In common law legal systems, a precedent or authority is a principle or rule established in a previous legal case that is either binding on or persuasive for a court or other tribunal when deciding subsequent cases with similar issues or facts. The general principle in common law legal systems is that similar cases should be decided so as to give similar and predictable outcomes, and the principle of precedent is the mechanism by which that goal is attained. Black's Law Dictionary defines "precedent" as a "rule of law established for the first time by a court for a particular type of case and thereafter referred to in deciding similar cases." common law precedent is a third kind of law, on equal footing with statutory law (statutes and codes enacted by legislative bodies), and regulatory law (regulations promulgated by executive branch agencies).

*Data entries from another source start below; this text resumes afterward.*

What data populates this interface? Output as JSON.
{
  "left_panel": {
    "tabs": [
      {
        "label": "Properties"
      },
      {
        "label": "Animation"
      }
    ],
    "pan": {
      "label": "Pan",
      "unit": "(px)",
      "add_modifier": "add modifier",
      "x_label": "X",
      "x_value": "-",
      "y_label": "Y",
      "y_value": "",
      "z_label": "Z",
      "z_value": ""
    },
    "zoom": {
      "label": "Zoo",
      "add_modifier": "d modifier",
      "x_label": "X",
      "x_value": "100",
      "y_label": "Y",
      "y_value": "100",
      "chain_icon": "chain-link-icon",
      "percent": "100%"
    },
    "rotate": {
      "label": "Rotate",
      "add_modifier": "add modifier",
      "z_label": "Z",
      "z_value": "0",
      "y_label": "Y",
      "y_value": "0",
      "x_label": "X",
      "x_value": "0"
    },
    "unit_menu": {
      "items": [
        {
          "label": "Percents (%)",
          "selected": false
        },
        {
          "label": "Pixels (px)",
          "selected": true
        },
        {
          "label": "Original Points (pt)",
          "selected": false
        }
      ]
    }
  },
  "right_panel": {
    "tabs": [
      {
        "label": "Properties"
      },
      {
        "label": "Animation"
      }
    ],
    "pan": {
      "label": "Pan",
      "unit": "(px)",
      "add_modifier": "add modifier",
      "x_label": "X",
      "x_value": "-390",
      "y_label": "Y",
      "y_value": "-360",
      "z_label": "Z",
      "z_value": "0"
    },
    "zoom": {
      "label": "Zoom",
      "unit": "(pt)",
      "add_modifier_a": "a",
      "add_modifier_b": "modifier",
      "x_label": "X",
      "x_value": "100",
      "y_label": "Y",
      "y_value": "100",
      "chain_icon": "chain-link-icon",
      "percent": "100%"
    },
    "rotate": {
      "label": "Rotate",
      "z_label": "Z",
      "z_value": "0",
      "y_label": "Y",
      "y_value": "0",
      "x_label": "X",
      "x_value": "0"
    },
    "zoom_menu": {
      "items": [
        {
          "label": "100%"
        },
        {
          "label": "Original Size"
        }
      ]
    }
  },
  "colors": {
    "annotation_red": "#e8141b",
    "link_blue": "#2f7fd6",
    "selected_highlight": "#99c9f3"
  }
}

Stare decisis (Anglo-Latin pronunciation: /ˈstɛəri dɨˈsaɪsɨs/) is a legal principle by which judges are obliged to respect the precedent established by prior decisions. The words originate from the phrasing of the principle in the Latin maxim Stare decisis et non quieta movere: "to stand by decisions and not disturb the undisturbed." In a legal context, this is understood to mean that courts should generally abide by precedent and not disturb settled matters.
Case law is the set of existing rulings which have made new interpretations of law and, therefore, can be cited as precedent. In most countries, including most European countries, the term is applied to any set of rulings on law which is guided by previous rulings, for example, previous decisions of a government agency - that is, precedential case law can arise from either a judicial ruling or a ruling of an adjudication within an executive branch agency. Trials and hearings that do not result in written decisions of a court of record do not create precedent for future court decisions.
Famous quotes containing the words binding and/or precedent:
“[Governments] true strength consists in leaving individuals and states as much as possible to themselvesin making itself felt, not in its power, but in its beneficence, not in its control, but in its protection, not in binding the states more closely to the center, but leaving each to move unobstructed in its proper orbit.”
—Andrew Jackson (17671845)
“I am heartily tired of this life of bondage, responsibility, and toil. I wish it was at an end.... We are both physically very healthy.... Our tempers are cheerful. We are social and popular. But it is one of our greatest comforts that the pledge not to take a second term relieves us from considering it. That was a lucky thing. It is a reformor rather a precedent for a reform, which will be valuable.”
—Rutherford Birchard Hayes (18221893)